    • Search Google Scholar
    • Export Citation
  • 39.

    Abrahamova D, Hlavacka F. Age-related changes of human balance during quiet stance. Physiol Res. 2008;57(6):117.

  • 40.

    Gréhaigne JF, Godbout P, Bouthier D. The teaching and learning of decision making in team sports. Quest. 2001;53(1):5976. doi:10.1080/00336297.2001.10491730

    • Search Google Scholar
    • Export Citation
  • 41.

    Dhillon H, Dhillon S, Dhillon M. Current concepts in sports injury rehabilitation. Indian J Orthop. 2017;51(5): 529536. PubMed ID: 28966376 doi:10.4103/ortho.IJOrtho

    • PubMed
    • Search Google Scholar
    • Export Citation
  • 42.

    Myer GD, Paterno M V., Ford KR, Quatman CE, Hewett TE. Rehabilitation after anterior cruciate ligament reconstruction: Criteria-based progression through the return-to-sport phase. J Orthop Sports Phys Ther. 2006;36(6):385402. PubMed ID: 16776488 doi:10.2519/jospt.2006.2222

    • PubMed
    • Search Google Scholar
    • Export Citation
  • 43.

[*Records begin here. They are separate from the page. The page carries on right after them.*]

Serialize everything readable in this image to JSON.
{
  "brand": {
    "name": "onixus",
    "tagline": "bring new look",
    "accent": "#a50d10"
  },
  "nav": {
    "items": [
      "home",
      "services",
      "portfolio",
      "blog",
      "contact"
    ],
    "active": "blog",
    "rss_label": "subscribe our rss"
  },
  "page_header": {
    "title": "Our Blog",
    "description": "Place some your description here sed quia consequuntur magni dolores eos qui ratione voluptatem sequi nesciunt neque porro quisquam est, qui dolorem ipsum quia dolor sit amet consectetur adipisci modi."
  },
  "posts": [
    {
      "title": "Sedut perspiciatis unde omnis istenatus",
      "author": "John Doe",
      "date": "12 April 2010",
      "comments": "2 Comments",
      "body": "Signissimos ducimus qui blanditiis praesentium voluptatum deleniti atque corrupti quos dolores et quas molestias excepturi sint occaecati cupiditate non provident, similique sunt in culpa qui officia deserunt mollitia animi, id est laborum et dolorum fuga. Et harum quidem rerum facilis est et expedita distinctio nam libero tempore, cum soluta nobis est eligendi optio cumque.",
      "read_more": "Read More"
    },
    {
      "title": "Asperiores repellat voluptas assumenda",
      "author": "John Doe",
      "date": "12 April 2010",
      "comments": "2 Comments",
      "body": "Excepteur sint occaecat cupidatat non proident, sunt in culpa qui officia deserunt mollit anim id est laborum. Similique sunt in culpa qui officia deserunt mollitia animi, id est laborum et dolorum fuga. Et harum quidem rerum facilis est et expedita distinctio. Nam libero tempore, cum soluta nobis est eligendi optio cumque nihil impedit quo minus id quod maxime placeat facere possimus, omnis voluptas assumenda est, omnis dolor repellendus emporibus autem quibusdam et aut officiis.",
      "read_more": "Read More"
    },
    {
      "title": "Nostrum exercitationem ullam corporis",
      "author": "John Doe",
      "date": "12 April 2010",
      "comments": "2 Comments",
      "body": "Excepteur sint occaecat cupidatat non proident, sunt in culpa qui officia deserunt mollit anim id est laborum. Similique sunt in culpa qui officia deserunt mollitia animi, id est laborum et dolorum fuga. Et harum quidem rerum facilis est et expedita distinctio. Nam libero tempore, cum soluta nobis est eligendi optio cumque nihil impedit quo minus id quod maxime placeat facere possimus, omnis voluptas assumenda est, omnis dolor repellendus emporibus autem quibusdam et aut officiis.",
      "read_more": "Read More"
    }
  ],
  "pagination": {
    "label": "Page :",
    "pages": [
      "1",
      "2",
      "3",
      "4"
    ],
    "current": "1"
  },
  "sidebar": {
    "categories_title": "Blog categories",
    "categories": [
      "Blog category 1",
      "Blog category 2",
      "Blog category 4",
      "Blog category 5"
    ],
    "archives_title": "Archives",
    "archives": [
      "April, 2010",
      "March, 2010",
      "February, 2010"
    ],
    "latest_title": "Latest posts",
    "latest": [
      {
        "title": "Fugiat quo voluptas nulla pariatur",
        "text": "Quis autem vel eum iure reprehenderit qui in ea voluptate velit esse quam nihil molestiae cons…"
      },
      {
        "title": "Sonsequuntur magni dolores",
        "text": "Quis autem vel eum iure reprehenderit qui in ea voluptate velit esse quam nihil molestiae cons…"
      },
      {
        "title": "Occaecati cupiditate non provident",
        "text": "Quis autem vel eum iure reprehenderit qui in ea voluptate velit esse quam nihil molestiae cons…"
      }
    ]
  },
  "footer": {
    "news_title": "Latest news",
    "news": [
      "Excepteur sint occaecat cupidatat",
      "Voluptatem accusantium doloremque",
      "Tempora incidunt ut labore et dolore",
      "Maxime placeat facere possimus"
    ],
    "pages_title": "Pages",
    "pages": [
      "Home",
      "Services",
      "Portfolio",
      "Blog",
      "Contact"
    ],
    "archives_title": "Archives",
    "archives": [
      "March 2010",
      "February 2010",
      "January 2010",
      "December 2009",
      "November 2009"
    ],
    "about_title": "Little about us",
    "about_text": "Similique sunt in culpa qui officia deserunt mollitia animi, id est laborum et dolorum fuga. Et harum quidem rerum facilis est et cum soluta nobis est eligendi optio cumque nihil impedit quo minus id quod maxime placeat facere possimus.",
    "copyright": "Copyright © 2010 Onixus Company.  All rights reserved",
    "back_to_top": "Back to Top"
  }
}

    Davies GJ, McCarty E, Provencher M, Manske RC. ACL return to sport guidelines and criteria. Curr Rev Musculoskelet Med. 2017;10(3):307314. PubMed ID: 28702921 doi:10.1007/s12178-017-9420-9

    • PubMed
    • Search Google Scholar
    • Export Citation
All Time Past Year Past 30 Days
Abstract Views 1854 1854 412
Full Text Views 20 20 4
PDF Downloads 29 29 4